Supreme Court Ruling. In rejecting the City’s arguments, the Supreme Court sought to reconcile two arguably conflicting prior decisions: State ex rel. Morrison v. Thelberg, 87 Ariz. 318 (1960), which held that an “abutting property owner to a highway has an easement of ingress and egress to and from his property,” and State ex rel. Herman v. Schaffer, 105 Ariz. 478 (1970), which held “direct access to a highway is not a private property right.” The key to harmonizing these decisions, the Court figured, was to distinguish between impairment of a property owner’s “right of access,” which is compensable, and government “regulation of traffic flow,” which is not. Thus, without overruling anything, the Court distilled the following two principles that should govern compensation cases:
- The government possesses the most discretion to regulate traffic flow with respect to “controlled access highways.” Thus, the government may restrict access to such highways, or reconfigure the roadway system entirely, without triggering compensation for adjoining landowners who lose their direct access.
- A property owner does have a constitutional right to access roads directly abutting its property, however. Thus, a property owner may be entitled to compensation if (1) the government completely destroys access to an abutting road, or (2) the government substantially impairs the owner’s access to an abutting road and the remaining access proves “unreasonably circuitous.”
In other words, the Supreme Court appears to attribute significance to the distance between a landowner’s property and that landowner’s preferred roadway system: having access to the streets immediately surrounding the property remains paramount, but a landowner has no particular right to access other (more distant) streets or highways with the same ease previously enjoyed.

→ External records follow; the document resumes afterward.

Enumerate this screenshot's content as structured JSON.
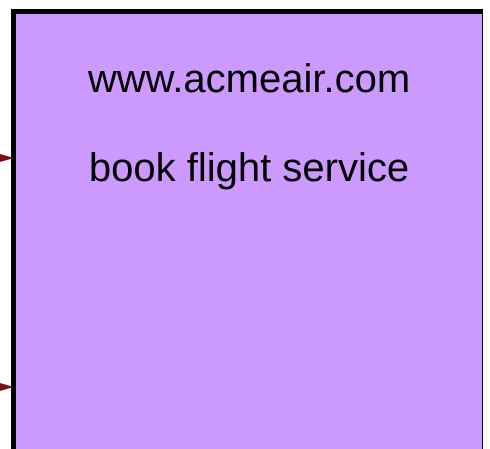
{
  "service": {
    "url": "www.acmeair.com",
    "name": "book flight service"
  },
  "colors": {
    "box_fill": "#cc99ff",
    "box_border": "#000000",
    "arrow": "#7a1010"
  }
}
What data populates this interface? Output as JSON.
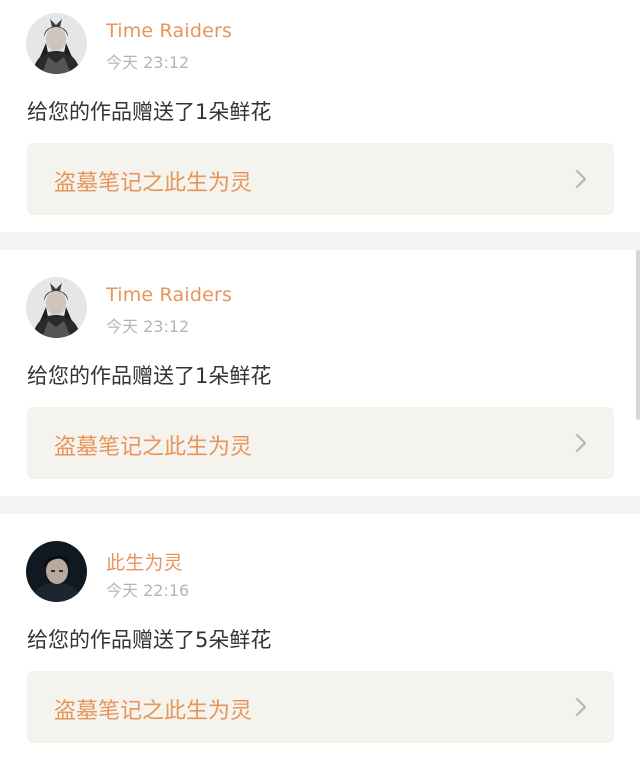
{
  "gifts": [
    {
      "user": "Time Raiders",
      "time": "今天 23:12",
      "message": "给您的作品赠送了1朵鲜花",
      "work_title": "盗墓笔记之此生为灵",
      "avatar_icon": "avatar-costume-portrait"
    },
    {
      "user": "Time Raiders",
      "time": "今天 23:12",
      "message": "给您的作品赠送了1朵鲜花",
      "work_title": "盗墓笔记之此生为灵",
      "avatar_icon": "avatar-costume-portrait"
    },
    {
      "user": "此生为灵",
      "time": "今天 22:16",
      "message": "给您的作品赠送了5朵鲜花",
      "work_title": "盗墓笔记之此生为灵",
      "avatar_icon": "avatar-dark-portrait"
    }
  ],
  "colors": {
    "accent": "#e8955a",
    "timestamp": "#b5b5b5",
    "text": "#333333",
    "link_background": "#f4f3ee",
    "separator": "#f5f3f2"
  },
  "icons": {
    "chevron": "chevron-right-icon"
  }
}
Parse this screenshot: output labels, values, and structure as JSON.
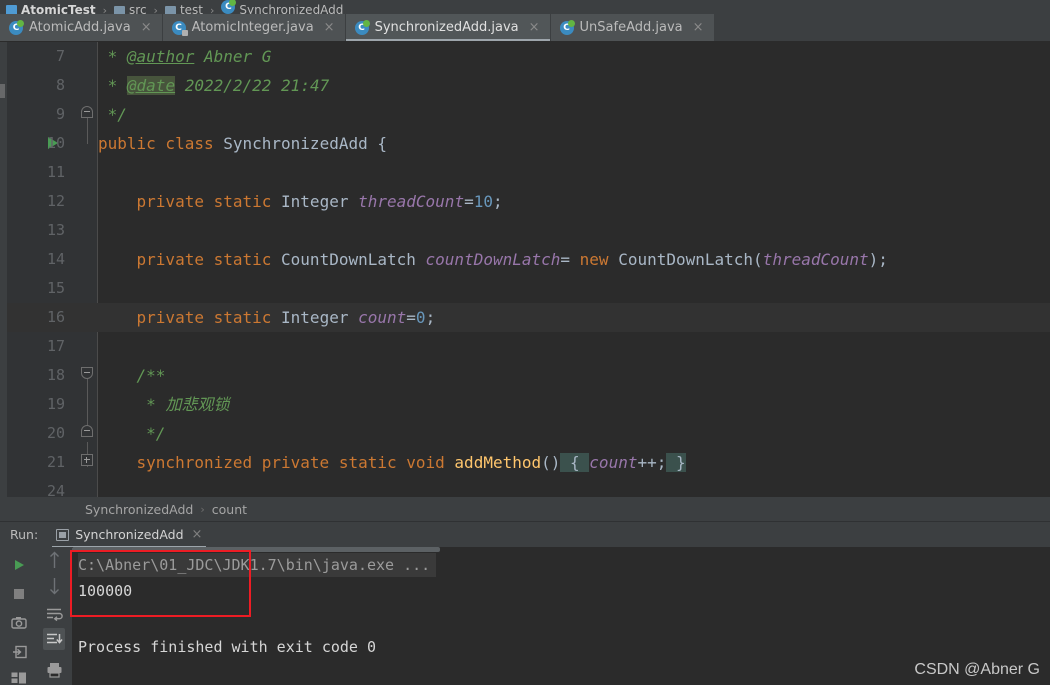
{
  "window": {
    "theme_bg": "#3C3F41",
    "editor_bg": "#2B2B2B",
    "accent": "#4E9AD4"
  },
  "navbar": {
    "project": "AtomicTest",
    "sep": "›",
    "src": "src",
    "test": "test",
    "file": "SynchronizedAdd"
  },
  "tabs": [
    {
      "label": "AtomicAdd.java",
      "icon": "java-class-icon",
      "close": "×",
      "active": false
    },
    {
      "label": "AtomicInteger.java",
      "icon": "java-class-locked-icon",
      "close": "×",
      "active": false
    },
    {
      "label": "SynchronizedAdd.java",
      "icon": "java-class-icon",
      "close": "×",
      "active": true
    },
    {
      "label": "UnSafeAdd.java",
      "icon": "java-class-icon",
      "close": "×",
      "active": false
    }
  ],
  "editor": {
    "caret_line_number": 16,
    "run_marker_line": 10,
    "line_numbers": [
      7,
      8,
      9,
      10,
      11,
      12,
      13,
      14,
      15,
      16,
      17,
      18,
      19,
      20,
      21,
      24
    ],
    "lines": [
      {
        "n": 7,
        "text": " * @author Abner G"
      },
      {
        "n": 8,
        "text": " * @date 2022/2/22 21:47"
      },
      {
        "n": 9,
        "text": " */"
      },
      {
        "n": 10,
        "text": "public class SynchronizedAdd {"
      },
      {
        "n": 11,
        "text": ""
      },
      {
        "n": 12,
        "text": "    private static Integer threadCount=10;"
      },
      {
        "n": 13,
        "text": ""
      },
      {
        "n": 14,
        "text": "    private static CountDownLatch countDownLatch= new CountDownLatch(threadCount);"
      },
      {
        "n": 15,
        "text": ""
      },
      {
        "n": 16,
        "text": "    private static Integer count=0;"
      },
      {
        "n": 17,
        "text": ""
      },
      {
        "n": 18,
        "text": "    /**"
      },
      {
        "n": 19,
        "text": "     * 加悲观锁"
      },
      {
        "n": 20,
        "text": "     */"
      },
      {
        "n": 21,
        "text": "    synchronized private static void addMethod() { count++; }"
      },
      {
        "n": 24,
        "text": ""
      }
    ],
    "tokens": {
      "author_tag": "@author",
      "author_name": "Abner G",
      "date_tag": "@date",
      "date_value": "2022/2/22 21:47",
      "comment_close": "*/",
      "comment_open": "/**",
      "comment_chinese": "加悲观锁",
      "class_name": "SynchronizedAdd",
      "field_thread_count": "threadCount",
      "field_latch": "countDownLatch",
      "field_count": "count",
      "type_integer": "Integer",
      "type_latch": "CountDownLatch",
      "method_name": "addMethod",
      "num_ten": "10",
      "num_zero": "0"
    }
  },
  "breadcrumb": {
    "class": "SynchronizedAdd",
    "sep": "›",
    "member": "count"
  },
  "run_panel": {
    "run_label": "Run:",
    "tab_label": "SynchronizedAdd",
    "tab_close": "×",
    "tab_icon": "console-icon",
    "toolbar_left": [
      {
        "name": "rerun-button",
        "icon": "play-icon"
      },
      {
        "name": "stop-button",
        "icon": "stop-icon"
      },
      {
        "name": "snapshot-button",
        "icon": "camera-icon"
      },
      {
        "name": "dump-button",
        "icon": "export-icon"
      },
      {
        "name": "layout-button",
        "icon": "layout-icon"
      }
    ],
    "toolbar_right": [
      {
        "name": "up-button",
        "icon": "arrow-up-icon"
      },
      {
        "name": "down-button",
        "icon": "arrow-down-icon"
      },
      {
        "name": "soft-wrap-button",
        "icon": "soft-wrap-icon"
      },
      {
        "name": "scroll-to-end-button",
        "icon": "scroll-end-icon",
        "selected": true
      },
      {
        "name": "print-button",
        "icon": "print-icon"
      }
    ],
    "console": [
      {
        "type": "command",
        "text": "C:\\Abner\\01_JDC\\JDK1.7\\bin\\java.exe ..."
      },
      {
        "type": "output",
        "text": "100000"
      },
      {
        "type": "output",
        "text": "Process finished with exit code 0"
      }
    ]
  },
  "annotation": {
    "highlight_color": "#ED1C24"
  },
  "watermark": {
    "text": "CSDN @Abner G"
  }
}
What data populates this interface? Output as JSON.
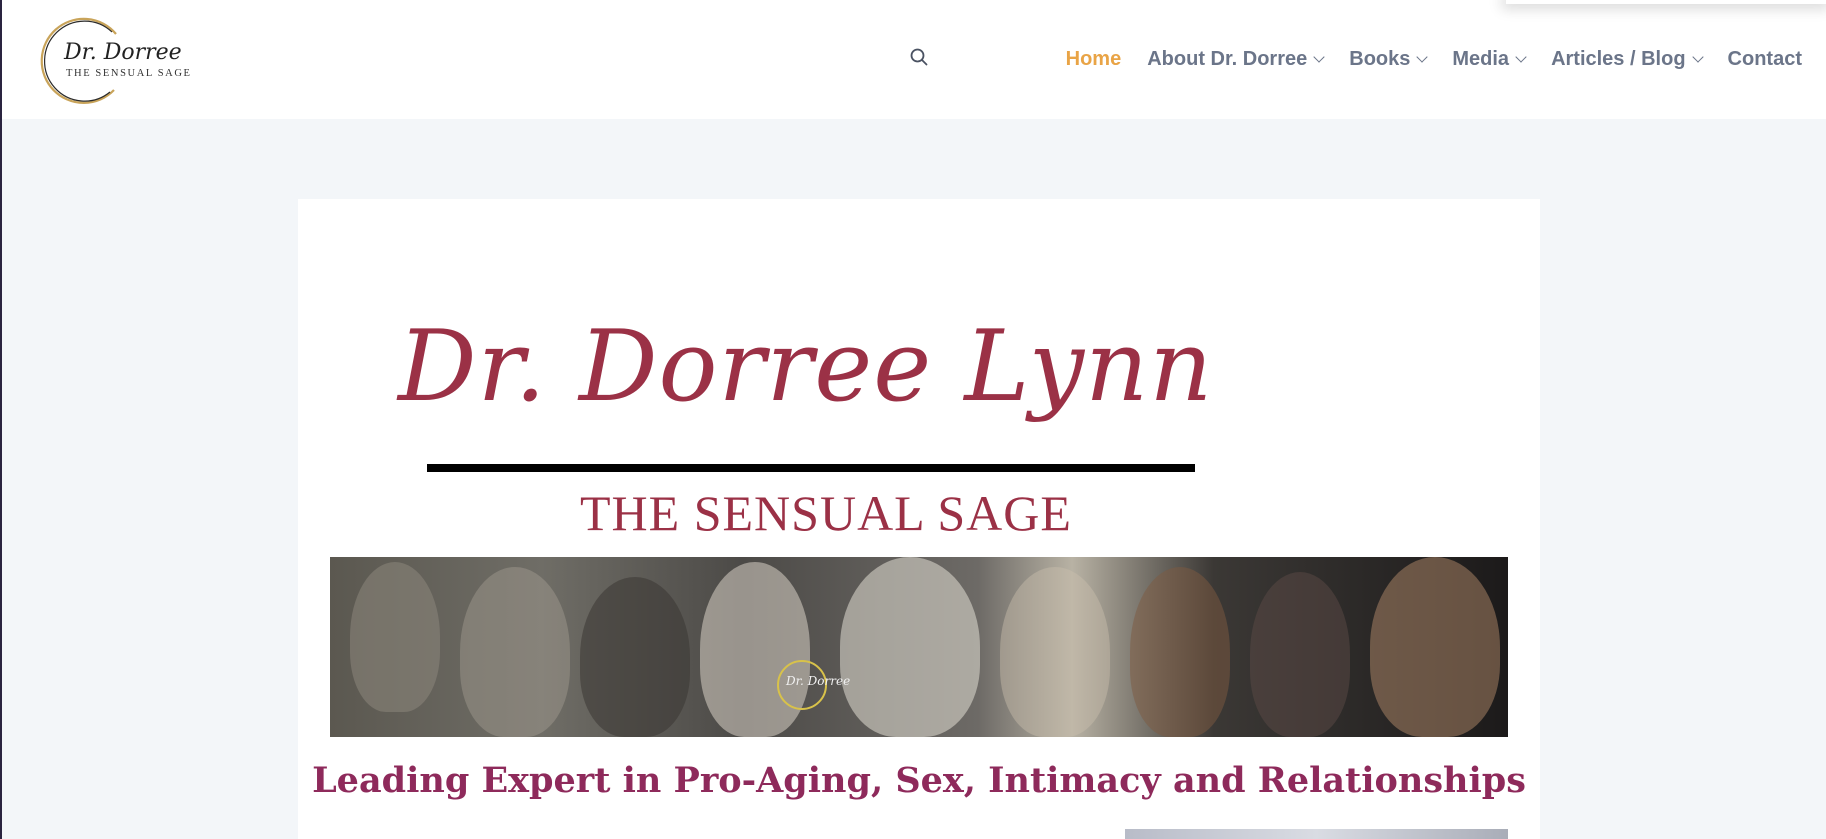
{
  "header": {
    "logo": {
      "script_text": "Dr. Dorree",
      "tagline": "THE SENSUAL SAGE"
    },
    "search_icon": "search-icon",
    "nav": [
      {
        "label": "Home",
        "active": true,
        "has_dropdown": false
      },
      {
        "label": "About Dr. Dorree",
        "active": false,
        "has_dropdown": true
      },
      {
        "label": "Books",
        "active": false,
        "has_dropdown": true
      },
      {
        "label": "Media",
        "active": false,
        "has_dropdown": true
      },
      {
        "label": "Articles / Blog",
        "active": false,
        "has_dropdown": true
      },
      {
        "label": "Contact",
        "active": false,
        "has_dropdown": false
      }
    ]
  },
  "hero": {
    "title": "Dr. Dorree Lynn",
    "subtitle": "THE SENSUAL SAGE",
    "banner_logo_text": "Dr. Dorree"
  },
  "tagline": "Leading Expert in Pro-Aging, Sex, Intimacy and Relationships",
  "colors": {
    "nav_active": "#e9a446",
    "nav_default": "#6b7589",
    "hero": "#9b3146",
    "tagline": "#8e2a5b",
    "page_bg": "#f3f6f9"
  }
}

With respect to the City of Phoenix’s claim, the Supreme Court held it was irrelevant that Garretson had reasonable alternative means of access to Jefferson Street. “Other means of access may mitigate damages, but does not constitute a defense to the action. . . . The availability of other means of access . . . is relevant only to the measure of damages.” Thus, the Supreme Court remanded the case to the trial court to determine the decrease in fair market value to Garretson’s property based on the elimination of access to Jefferson Street.
Furthermore, the Court clarified that it was irrelevant in a case like this whether Garretson’s access had been substantially impaired or whether his remaining access to Jefferson Street was unreasonably circuitous. Because the City had completely eliminated Garretson’s direct access to an abutting street—even though a 5 or 10 second drive on 1st Street would put any parking lot visitor very quickly back onto Jefferson Street—Garretson was still entitled to judgment as a matter of law.
In sum, it will now be incumbent upon the trial court to determine how much Garretson should be compensated, if at all. He would certainly have a stronger case if First Street ran only one way to the south, which would require a parking lot visitor to drive clockwise around the entire property in order to access Jefferson Street. But since First Street, not to mention Madison Street, run in both directions, thereby providing any visitor with relatively easy access to Jefferson Street, the next stage of litigation will most likely come down to a battle of the experts. Thus, the City of Phoenix may have lost the battle, but it might just ultimately win the war considering the fact Garretson is by no means a landlocked property owner.